- BRIEF
Find the lines below in which the string "Unlimited" occurs. Copy each one.

- GIVEN RECORDS
⁂

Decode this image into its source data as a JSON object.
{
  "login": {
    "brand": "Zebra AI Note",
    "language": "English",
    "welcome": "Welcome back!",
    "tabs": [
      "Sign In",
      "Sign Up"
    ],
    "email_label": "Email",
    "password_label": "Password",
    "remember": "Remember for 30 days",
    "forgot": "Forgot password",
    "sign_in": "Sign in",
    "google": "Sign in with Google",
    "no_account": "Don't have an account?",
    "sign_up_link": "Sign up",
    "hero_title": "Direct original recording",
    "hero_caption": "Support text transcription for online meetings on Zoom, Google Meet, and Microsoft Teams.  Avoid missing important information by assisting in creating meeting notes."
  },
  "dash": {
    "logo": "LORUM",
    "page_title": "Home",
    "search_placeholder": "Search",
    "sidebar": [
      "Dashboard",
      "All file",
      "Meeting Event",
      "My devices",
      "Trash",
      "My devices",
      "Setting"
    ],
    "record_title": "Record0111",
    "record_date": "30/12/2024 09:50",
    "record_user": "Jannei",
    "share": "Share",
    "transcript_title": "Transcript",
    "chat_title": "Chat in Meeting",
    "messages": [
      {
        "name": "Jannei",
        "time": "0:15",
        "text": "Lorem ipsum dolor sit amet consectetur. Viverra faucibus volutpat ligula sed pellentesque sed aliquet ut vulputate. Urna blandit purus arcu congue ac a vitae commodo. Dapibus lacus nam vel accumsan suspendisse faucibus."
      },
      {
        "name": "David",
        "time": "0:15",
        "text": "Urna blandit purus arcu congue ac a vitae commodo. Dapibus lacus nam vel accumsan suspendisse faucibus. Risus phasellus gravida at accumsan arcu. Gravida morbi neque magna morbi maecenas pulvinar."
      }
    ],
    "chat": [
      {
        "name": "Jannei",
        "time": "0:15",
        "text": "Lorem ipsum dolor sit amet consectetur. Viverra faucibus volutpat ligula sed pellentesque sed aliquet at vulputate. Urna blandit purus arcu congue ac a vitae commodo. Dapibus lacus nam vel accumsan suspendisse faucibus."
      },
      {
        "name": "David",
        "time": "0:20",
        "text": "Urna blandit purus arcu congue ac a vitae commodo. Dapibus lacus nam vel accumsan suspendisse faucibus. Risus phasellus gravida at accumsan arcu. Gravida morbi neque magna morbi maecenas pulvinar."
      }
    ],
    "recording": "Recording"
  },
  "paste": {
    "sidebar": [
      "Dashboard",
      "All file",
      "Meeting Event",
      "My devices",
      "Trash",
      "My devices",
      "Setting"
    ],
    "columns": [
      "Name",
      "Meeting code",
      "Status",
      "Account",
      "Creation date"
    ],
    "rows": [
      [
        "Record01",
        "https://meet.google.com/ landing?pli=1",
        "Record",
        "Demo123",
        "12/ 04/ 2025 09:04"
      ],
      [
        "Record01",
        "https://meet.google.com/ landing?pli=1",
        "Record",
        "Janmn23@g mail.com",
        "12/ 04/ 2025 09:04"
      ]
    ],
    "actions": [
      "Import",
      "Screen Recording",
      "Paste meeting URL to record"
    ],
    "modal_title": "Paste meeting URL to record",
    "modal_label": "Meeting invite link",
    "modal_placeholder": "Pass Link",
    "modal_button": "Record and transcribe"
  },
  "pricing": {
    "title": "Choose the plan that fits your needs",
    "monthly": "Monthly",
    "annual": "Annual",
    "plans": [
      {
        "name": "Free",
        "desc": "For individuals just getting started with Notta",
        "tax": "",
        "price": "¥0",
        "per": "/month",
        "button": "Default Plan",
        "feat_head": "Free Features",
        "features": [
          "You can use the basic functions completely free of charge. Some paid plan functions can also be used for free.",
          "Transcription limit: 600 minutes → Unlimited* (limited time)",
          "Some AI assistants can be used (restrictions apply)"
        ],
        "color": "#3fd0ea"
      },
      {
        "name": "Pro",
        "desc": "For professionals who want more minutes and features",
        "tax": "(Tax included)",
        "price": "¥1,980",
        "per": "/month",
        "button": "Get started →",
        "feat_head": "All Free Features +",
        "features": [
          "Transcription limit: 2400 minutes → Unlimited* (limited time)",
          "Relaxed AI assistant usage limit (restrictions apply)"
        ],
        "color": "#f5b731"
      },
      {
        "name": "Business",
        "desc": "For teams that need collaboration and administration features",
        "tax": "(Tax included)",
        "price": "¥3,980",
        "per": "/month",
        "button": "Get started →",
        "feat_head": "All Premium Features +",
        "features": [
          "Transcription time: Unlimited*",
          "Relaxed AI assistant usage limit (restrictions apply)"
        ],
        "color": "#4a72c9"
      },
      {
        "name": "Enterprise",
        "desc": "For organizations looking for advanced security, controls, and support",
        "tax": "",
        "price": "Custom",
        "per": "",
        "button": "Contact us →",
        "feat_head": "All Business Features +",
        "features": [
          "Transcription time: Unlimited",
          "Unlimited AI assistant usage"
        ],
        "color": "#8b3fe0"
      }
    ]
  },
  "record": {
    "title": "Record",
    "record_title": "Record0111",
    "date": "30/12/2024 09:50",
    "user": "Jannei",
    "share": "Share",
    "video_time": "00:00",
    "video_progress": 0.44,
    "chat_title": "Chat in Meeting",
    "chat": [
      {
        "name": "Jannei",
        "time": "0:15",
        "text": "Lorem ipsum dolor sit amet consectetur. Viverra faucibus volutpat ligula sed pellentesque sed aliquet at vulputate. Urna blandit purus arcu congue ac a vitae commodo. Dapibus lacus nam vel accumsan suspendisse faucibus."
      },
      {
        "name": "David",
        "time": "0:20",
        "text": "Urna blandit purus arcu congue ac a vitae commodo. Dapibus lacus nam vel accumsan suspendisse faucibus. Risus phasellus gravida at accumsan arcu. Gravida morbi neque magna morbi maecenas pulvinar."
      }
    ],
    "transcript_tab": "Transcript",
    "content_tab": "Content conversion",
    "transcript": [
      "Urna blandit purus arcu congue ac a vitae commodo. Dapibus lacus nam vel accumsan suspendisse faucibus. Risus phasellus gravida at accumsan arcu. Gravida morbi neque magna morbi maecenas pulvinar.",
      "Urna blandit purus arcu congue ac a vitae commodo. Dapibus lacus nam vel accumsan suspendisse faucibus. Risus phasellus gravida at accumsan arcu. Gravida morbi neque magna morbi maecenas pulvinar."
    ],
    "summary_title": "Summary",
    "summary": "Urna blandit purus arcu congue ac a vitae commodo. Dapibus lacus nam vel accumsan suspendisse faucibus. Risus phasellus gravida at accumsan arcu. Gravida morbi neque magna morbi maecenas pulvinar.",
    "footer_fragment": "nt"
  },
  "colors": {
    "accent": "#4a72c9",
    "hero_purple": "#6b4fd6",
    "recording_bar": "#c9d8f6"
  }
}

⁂

- RESPONSE TO THIS EXERCISE
          "Transcription limit: 600 minutes → Unlimited* (limited time)",
          "Transcription limit: 2400 minutes → Unlimited* (limited time)",
          "Transcription time: Unlimited*",
          "Transcription time: Unlimited",
          "Unlimited AI assistant usage"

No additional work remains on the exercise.